Surfing wetsuits and spearfishing wetsuits come in a variety of materials, linings, and colors. This article describes the various wetsuit varieties and what to consider while choosing a suitable spearfishing wetsuit and surfing wetsuit.
All of these distinct models of surfing wetsuits share one feature, which we will go over in more detail later in the article. Open-cell or “semi-dry” wetsuits are the only genuine spearfishing wetsuits and surfing wetsuits. They resemble the scuba diving wetsuits used for surfing in appearance, but they function very differently.
Open Cell Wetsuits
Neoprene, a form of foamed rubber material, is used to make all wetsuits. Standard surfing wetsuits are also used in surfing and scuba diving, and they are double-lined, which means they have a layer of fabric, such as nylon, covering the neoprene that makes up the suits on both sides (the side in contact with the surfer’s body and the side in contact with the outside world). This style of wetsuit allows a layer of water to enter the suit, forming a barrier between the surfer’s body and the wetsuit.

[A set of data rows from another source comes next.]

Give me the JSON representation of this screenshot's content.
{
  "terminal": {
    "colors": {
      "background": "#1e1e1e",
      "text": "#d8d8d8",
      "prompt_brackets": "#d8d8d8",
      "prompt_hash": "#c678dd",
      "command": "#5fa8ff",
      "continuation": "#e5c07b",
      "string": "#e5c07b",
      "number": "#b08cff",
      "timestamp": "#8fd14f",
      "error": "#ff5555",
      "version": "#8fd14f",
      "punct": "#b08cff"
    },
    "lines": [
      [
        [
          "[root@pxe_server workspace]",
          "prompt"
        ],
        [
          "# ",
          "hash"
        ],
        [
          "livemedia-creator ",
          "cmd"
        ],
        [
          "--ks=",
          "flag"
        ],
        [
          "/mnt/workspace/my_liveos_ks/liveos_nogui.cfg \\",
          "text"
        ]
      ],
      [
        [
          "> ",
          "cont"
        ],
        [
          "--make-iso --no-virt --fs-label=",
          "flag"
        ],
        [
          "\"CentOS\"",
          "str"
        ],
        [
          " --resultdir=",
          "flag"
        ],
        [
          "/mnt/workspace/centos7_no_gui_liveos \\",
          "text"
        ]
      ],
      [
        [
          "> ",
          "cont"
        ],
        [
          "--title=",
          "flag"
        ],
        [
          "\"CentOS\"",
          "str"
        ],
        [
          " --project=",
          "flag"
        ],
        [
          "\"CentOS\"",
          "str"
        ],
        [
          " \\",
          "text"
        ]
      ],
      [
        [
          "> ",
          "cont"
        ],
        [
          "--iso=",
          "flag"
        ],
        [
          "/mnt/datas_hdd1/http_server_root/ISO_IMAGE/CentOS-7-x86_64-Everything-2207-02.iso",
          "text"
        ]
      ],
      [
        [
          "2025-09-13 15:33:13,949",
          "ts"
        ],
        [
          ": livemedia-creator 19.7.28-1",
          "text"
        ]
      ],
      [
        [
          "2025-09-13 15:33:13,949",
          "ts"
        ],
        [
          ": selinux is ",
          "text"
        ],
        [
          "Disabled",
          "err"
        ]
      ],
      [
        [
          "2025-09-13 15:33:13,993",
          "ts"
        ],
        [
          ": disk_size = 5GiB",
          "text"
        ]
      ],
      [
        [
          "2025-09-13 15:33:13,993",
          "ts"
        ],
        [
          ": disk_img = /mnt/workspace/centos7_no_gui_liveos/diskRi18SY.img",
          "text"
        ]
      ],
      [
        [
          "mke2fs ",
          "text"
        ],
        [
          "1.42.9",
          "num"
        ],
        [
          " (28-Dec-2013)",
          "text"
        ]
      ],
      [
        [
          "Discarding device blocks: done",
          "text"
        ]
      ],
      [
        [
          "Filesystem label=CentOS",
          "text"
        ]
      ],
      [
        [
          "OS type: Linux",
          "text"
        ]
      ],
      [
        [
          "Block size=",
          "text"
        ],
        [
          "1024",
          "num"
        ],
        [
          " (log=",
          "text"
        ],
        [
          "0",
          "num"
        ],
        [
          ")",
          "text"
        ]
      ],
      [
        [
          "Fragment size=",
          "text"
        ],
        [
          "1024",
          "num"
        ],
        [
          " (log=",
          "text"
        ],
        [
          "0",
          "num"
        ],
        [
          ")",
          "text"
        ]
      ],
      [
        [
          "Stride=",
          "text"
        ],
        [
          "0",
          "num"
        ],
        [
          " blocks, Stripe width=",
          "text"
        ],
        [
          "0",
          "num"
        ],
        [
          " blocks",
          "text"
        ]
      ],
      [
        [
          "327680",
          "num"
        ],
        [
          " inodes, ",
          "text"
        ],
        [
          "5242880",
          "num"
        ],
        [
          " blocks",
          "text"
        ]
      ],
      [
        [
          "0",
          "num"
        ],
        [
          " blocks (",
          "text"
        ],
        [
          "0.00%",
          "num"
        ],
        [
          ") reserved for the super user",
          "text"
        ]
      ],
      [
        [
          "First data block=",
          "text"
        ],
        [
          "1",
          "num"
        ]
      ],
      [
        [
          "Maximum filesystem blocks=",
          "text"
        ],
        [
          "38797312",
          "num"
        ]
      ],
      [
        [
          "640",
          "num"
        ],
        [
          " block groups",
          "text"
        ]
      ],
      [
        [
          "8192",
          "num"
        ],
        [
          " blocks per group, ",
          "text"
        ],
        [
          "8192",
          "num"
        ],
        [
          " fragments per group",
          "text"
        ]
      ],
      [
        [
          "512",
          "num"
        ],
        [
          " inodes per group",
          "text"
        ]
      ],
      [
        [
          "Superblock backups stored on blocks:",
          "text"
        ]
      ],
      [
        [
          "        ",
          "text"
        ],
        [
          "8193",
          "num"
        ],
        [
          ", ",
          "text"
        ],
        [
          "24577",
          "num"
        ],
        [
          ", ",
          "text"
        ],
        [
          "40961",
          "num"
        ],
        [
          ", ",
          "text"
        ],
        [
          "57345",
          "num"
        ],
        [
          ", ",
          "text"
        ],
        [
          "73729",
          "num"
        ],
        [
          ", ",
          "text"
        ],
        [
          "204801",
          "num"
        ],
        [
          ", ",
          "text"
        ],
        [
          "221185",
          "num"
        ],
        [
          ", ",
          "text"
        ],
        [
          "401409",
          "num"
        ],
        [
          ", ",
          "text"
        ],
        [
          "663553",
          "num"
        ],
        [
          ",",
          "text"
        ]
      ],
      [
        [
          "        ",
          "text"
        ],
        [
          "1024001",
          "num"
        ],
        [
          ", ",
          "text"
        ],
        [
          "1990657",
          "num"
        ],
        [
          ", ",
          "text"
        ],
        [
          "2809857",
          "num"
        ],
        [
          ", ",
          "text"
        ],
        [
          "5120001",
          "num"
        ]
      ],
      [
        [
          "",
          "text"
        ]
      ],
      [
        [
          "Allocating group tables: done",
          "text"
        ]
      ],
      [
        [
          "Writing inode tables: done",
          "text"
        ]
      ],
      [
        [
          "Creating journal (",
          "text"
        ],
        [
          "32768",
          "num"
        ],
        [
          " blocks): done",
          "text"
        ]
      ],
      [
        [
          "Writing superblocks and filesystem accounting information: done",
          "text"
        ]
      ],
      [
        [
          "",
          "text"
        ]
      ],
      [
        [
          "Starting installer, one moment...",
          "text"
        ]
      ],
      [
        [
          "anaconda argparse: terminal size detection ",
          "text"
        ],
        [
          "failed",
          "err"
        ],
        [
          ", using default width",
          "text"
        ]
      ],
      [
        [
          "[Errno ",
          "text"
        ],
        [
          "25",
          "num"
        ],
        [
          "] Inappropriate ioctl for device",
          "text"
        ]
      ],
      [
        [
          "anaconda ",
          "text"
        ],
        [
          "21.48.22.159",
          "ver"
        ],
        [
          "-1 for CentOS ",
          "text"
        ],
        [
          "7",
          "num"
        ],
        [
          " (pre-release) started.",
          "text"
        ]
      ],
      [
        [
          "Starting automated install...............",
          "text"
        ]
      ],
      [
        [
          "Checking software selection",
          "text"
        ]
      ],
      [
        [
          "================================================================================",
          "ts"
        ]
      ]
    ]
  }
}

This layer of water inside the suit will be heated and keep the surfer warm as long as the surfer moves while surfing and creates body heat, which is the situation with a recreational surfer.
While this type of wetsuit is excellent for surfing, it is less effective for those who spend most of their time relaxing, breathing, and getting ready for surfing, such as spearfishers. These individuals don’t produce as much body heat as surfers who are constantly active, and they will not be able to warm up this layer of water in a standard wetsuit, causing them to become cold relatively quickly.
Using an open-cell or “semi-dry” wetsuit will help spearfishers and surfers deal with freezing wetsuits. The same neoprene that all wetsuits are made of is used to make open-cell wetsuits, but instead of having fabric on the inside of the wetsuit (the side that touches the surfer’s skin), the top layer of the material is virtually removed, creating a permeable yet sealed surface that is also known as open-cell neoprene.
The open-cell neoprene, which adheres to the surfer’s skin with a suction effect when it does, is particularly efficient in stopping any water flow into or out of the wetsuit. As a result, the neoprene material itself functions as an insulator and is significantly more successful at trapping any body heat created by the surfer. This is in contrast to the water layer, which must be continuously heated to isolate the surfer from the surrounding environment.
A well-fitting 5mm open cell wetsuit may keep a surfer warm for 40–50 minutes in cold water (0° temperature) because of the extreme warmth retention effect of the material.
Types of Neoprene
Compared to typical casual surfing wetsuits, the neoprene material used in open-cell wetsuits is typically softer and offers a wider range of motion. The most popular type of neoprene used for spearfishing and surfing wetsuits ranges in hardness from the hardest to the softest.
The degree of softness (comfort) and robustness of the various forms of neoprene varies; the softer a neoprene material, the less resilient it is, and the more likely it is to tear when in touch with things like a reef or undersea rock.
Now that the inner layer of our spearfishing wetsuits and surfing wetsuits (open cell) has been thoroughly discussed, it is time to review the exterior layer of your wetsuits. Both spearfishing wetsuits and surfing wetsuits with or without an outer layer are available in online stores.
Wetsuits Coated wetsuits have an exterior layer made of a material like an incredibly durable nylon fabric that covers the outside of the wetsuit.
The protective layer makes coated wetsuits far more resilient to tears and other potential damage, even though they provide greater resistance underwater.
Surfers and spearfishers frequently utilize coated wetsuits, which come in a variety of camouflage designs.
2. Super-skin/Smooth-skin Wetsuits Wetsuits
Have nothing covering the outer surface of the neoprene without an outer coating. Neoprene’s exterior is entirely soft instead. A “Smooth-skin” or “Super-skin” wetsuit is the term used to describe this style of surfing wetsuit and spearfishing wetsuit.
Comparing smooth-skin wetsuits to covered wetsuits, there are certain benefits and drawbacks. When compared to coated wetsuits, they produce significantly less drag underwater, allowing the surfer to travel through the water more quickly. They also dry quickly once the surfer exits the water and maintain body heat even in cold weather.
The major drawback of a Smooth-skin wetsuit is that it is significantly more vulnerable to tearing and environmental damage because it lacks an outer layer for protection.
Smooth-skin wetsuits are frequently worn by skilled surfers and spearfishers equally, and they are available in a number of camouflage patterns.